His mother and father are locked down in Simari, Madhubani. Mother calls and talks about the quarantine centres the panchayat is making. Father is not too happy for he can get no visitors. Mother talks of all the crazy WhatsApp messages she gets in the family group about the Tabhligi Jamaat. Then one morning, mother calls him. His father is breathing but not waking up and has to be taken to a hospital in Patna.

Three Borders – Meghalaya, Assam, Bengal, Bihar

He has been shutting his eyes when they point the gun. Temperature gun.

“I have to learn to keep my eyes open.” He texts her from the Assam-Bengal border. And the stench of a dead cow assails him. Highways calm him.

“Hope you don’t meet any migrants,” her voice sounds strained, “I can’t bear the images anymore.”

“Not here,” I mumble.

Red Zone

Near Naxalbari he finds demography returning home.

“Bees-pachees din,”, the man replies and pedals on towards Dhubri, Assam. From Noida, 1,624 km, my Google map informs.

He takes out the draft of the translation of Amitabh’s Hindi poem.

“Corona is deadly, but not a bloodthirsty oppressor. The poor thing does not even know that it can kill. It spreads but does not know how to murder like a lynch mob.
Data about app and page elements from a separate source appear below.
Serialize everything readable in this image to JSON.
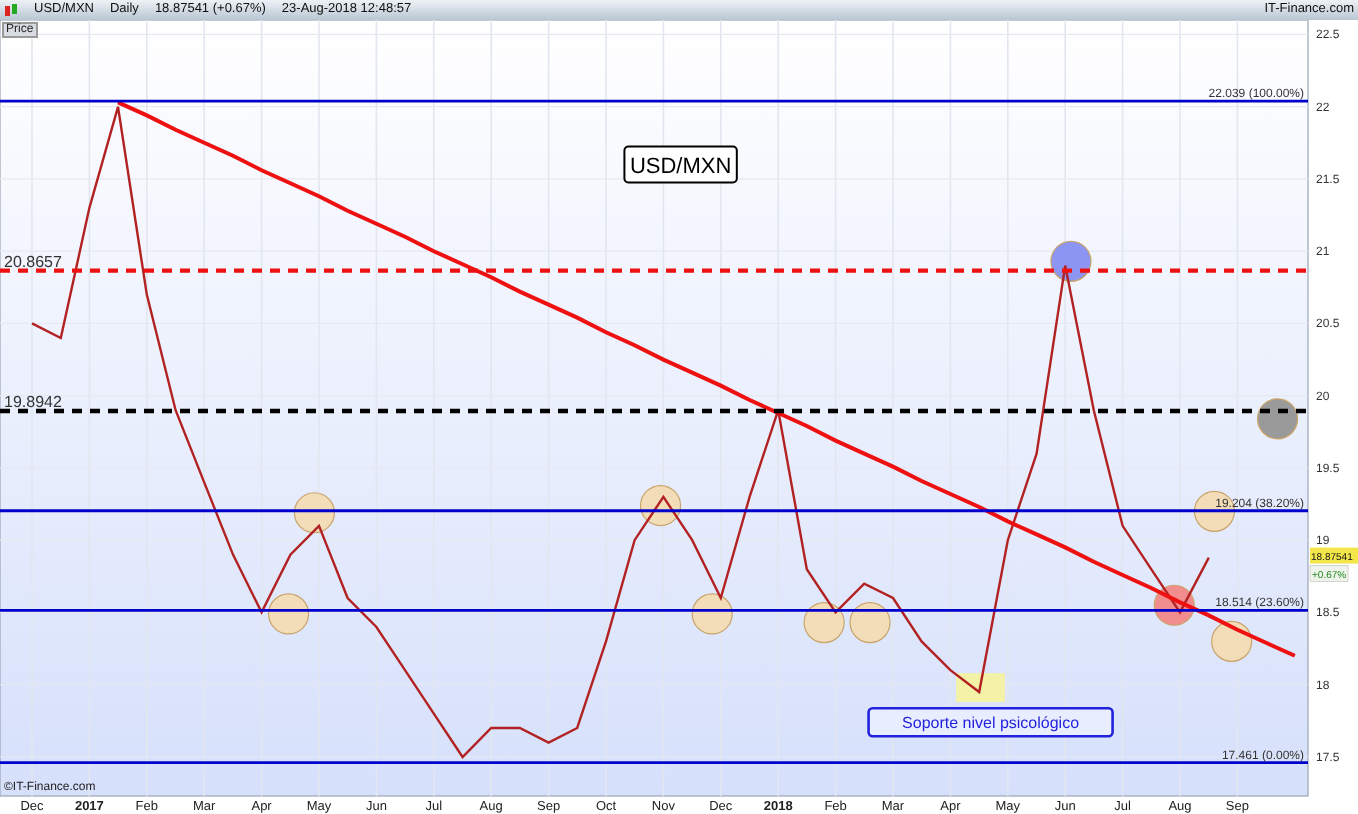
{
  "header": {
    "symbol": "USD/MXN",
    "period": "Daily",
    "quote": "18.87541 (+0.67%)",
    "timestamp": "23-Aug-2018 12:48:57",
    "brand": "IT-Finance.com"
  },
  "axis_label": "Price",
  "price_tag": {
    "value": "18.87541",
    "change": "+0.67%"
  },
  "copyright": "©IT-Finance.com",
  "chart_data": {
    "type": "line",
    "title": "USD/MXN",
    "categories": [
      "Dec",
      null,
      "2017",
      null,
      "Feb",
      null,
      "Mar",
      null,
      "Apr",
      null,
      "May",
      null,
      "Jun",
      null,
      "Jul",
      null,
      "Aug",
      null,
      "Sep",
      null,
      "Oct",
      null,
      "Nov",
      null,
      "Dec",
      null,
      "2018",
      null,
      "Feb",
      null,
      "Mar",
      null,
      "Apr",
      null,
      "May",
      null,
      "Jun",
      null,
      "Jul",
      null,
      "Aug",
      null,
      "Sep",
      null,
      null
    ],
    "series": [
      {
        "color": "#b22222",
        "values": [
          20.5,
          20.4,
          21.3,
          22.0,
          20.7,
          19.9,
          19.4,
          18.9,
          18.5,
          18.9,
          19.1,
          18.6,
          18.4,
          18.1,
          17.8,
          17.5,
          17.7,
          17.7,
          17.6,
          17.7,
          18.3,
          19.0,
          19.3,
          19.0,
          18.6,
          19.3,
          19.9,
          18.8,
          18.5,
          18.7,
          18.6,
          18.3,
          18.1,
          17.95,
          19.0,
          19.6,
          20.9,
          19.9,
          19.1,
          18.8,
          18.5,
          18.88,
          null,
          null,
          null
        ]
      },
      {
        "color": "#ee1111",
        "values": [
          null,
          null,
          null,
          22.03,
          21.94,
          21.84,
          21.75,
          21.66,
          21.56,
          21.47,
          21.38,
          21.28,
          21.19,
          21.1,
          21.0,
          20.91,
          20.82,
          20.72,
          20.63,
          20.54,
          20.44,
          20.35,
          20.25,
          20.16,
          20.07,
          19.97,
          19.88,
          19.79,
          19.69,
          19.6,
          19.51,
          19.41,
          19.32,
          19.23,
          19.13,
          19.04,
          18.95,
          18.85,
          18.76,
          18.67,
          18.57,
          18.48,
          18.38,
          18.29,
          18.2
        ]
      }
    ],
    "ylim": [
      17.23,
      22.6
    ],
    "yticks": [
      17.5,
      18,
      18.5,
      19,
      19.5,
      20,
      20.5,
      21,
      21.5,
      22,
      22.5
    ],
    "ref_lines": [
      {
        "axis": "y",
        "value": 22.039,
        "label": "22.039 (100.00%)",
        "color": "#0000cc"
      },
      {
        "axis": "y",
        "value": 20.8657,
        "label": "20.8657",
        "color": "#ee1111"
      },
      {
        "axis": "y",
        "value": 19.8942,
        "label": "19.8942",
        "color": "#000000"
      },
      {
        "axis": "y",
        "value": 19.204,
        "label": "19.204 (38.20%)",
        "color": "#0000cc"
      },
      {
        "axis": "y",
        "value": 18.514,
        "label": "18.514 (23.60%)",
        "color": "#0000cc"
      },
      {
        "axis": "y",
        "value": 17.461,
        "label": "17.461 (0.00%)",
        "color": "#0000cc"
      }
    ],
    "grid": true,
    "annotations": [
      "Soporte nivel psicológico"
    ]
  }
}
It is not like the Home Minister. Not like the Delhi Police. Not like Rajan Gogoi. It has no philosophy like the RSS. It’s life merely of 14 days. Best of all, it does not differentiate between a Hindu and a Muslim. If someone wishes, even the poor can be saved from it.”  

They hold hands and all he can think of is whether his mother has sanitised her hands. She looks at him sadly.

He tells them of the never-ending walk on the hospital bypass he sees everyday.

What hides in their bag?
Three coins and seven tears.
Eleven deaths, half a joke,
A stolen kiss,
Two yellowing mineral water bottles.
At the border,
Police confiscates their anger
And some good people
Pack a shroud
Washed and smelling fresh.

Every step
A border
Every breath
A hunger
Every sweat
A corpse
Every call
An abattoir
Every road
A home

ICU is on the fifth floor. He wheels out his father and they watch the monsoon come to Patna. He tell his father to remember Shillong rains and they smile.

And He Flies Back


“So marvellous sounds that which I have now to relate, that, had not many, and I among them, observed it with their own eyes, I had hardly dared to credit it, much less to set it down in writing, though I had had it from the lips of a credible witness… Whereof my own eyes (as I said a little before) had cognisance, one day among others, by the following experience.”

from The Decameron (1353) by Boccaccio

And he wants to go home.

Tarun Bhartiya is a picturemaker, poet and political activist based in Shillong. This article first appeared on his blog.